Availability of customer service is a big deal when you’re running your business online. Unlike a brick-and-mortar store with operating hours, your website is online 24/7. Since your business is running around the clock, it’s ideal to find a hosting provider who can match that with the availability of its customer service.

Because if your site goes offline late at night, or on a weekend, you should be able to reach a support representative immediately to report (and quickly resolve) the issue.


Technology isn’t perfect and there will be times when servers go down for any number of reasons. Uptime is a measurement of how long servers, and the sites on those servers, stay up continuously without going down. Most web hosting services will say they will guarantee over 99.9% uptime. Any time your site goes down is scary, but these guarantees mean your site might be down for about 20 minutes a month. If your site is down for longer, you should contact your web hosting service. In many cases, your web hosting service will give you a credit worth a percentage of the monthly hosting fee for every hour their server is down.


Scalability is a major concern and should be one of the key things you consider when choosing a hosting provider. As your business grows, you’ll see a consistent and steady increase in website traffic, purchases, and queries on your website.

You’ll also find over time that new features and functionality may be required to maintain the same level of service or to offer new services to your customers.
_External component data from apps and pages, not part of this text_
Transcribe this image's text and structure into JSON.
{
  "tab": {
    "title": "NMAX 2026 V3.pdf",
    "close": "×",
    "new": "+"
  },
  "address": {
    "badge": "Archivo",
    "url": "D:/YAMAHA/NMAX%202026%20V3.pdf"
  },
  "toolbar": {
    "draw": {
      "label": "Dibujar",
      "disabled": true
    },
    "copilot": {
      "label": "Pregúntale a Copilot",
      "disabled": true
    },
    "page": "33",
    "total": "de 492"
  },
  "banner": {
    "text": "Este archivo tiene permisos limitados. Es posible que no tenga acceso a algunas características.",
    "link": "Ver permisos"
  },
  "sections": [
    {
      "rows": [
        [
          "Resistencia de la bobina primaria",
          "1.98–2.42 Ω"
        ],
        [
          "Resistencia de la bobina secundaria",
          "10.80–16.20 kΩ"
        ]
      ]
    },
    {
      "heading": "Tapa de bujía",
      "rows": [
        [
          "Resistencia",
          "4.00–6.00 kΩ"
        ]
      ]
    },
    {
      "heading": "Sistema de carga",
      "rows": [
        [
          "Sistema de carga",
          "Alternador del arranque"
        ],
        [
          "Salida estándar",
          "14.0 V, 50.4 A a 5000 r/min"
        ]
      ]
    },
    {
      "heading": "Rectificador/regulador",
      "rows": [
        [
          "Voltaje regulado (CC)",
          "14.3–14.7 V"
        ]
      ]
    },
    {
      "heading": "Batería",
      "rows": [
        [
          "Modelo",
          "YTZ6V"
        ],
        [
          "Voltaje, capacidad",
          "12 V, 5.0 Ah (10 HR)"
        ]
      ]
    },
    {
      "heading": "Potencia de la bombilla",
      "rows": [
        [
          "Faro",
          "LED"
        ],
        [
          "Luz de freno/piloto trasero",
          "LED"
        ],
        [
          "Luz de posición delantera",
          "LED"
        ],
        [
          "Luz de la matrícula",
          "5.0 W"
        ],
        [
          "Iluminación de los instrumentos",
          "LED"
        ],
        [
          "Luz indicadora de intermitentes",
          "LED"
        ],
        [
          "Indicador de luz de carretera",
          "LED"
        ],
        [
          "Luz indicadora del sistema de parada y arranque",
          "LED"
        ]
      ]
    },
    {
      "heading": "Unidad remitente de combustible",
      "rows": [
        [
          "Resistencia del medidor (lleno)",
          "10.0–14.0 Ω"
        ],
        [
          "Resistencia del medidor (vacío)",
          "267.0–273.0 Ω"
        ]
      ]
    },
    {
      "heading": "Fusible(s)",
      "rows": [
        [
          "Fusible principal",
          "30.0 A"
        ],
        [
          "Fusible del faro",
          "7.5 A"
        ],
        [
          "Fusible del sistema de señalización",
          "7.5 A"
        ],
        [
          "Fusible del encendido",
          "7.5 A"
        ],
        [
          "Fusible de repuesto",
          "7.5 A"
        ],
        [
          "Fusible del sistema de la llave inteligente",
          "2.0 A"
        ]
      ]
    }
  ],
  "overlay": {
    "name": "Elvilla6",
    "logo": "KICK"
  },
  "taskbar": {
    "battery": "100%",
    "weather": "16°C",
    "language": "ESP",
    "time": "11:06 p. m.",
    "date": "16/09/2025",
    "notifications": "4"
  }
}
It’s important to know that the web hosting company you choose is capable of scaling your business.

Bonus: Don’t Choose a Free Hosting Account

While free hosting accounts might be functional ‘alright’ for a hobbyist, or someone starting a personal blog, they’re a poor choice if you’re launching a website used for professional purposes.

Free hosting accounts can come with a wealth of issues that impact the professionalism of your business and your brand, and could also impact your business in other ways, including:

  • Forced or required ads and scripts running on your site, that send your traffic outside your funnel
  • Slow load times and page load speeds impacting conversions and forcing customers to exit
  • Limitations on scripts and integrations, page counts, or number of products
  • Limitations on optimization and potential negative SEO that could impact your search visibility

Agnes Berry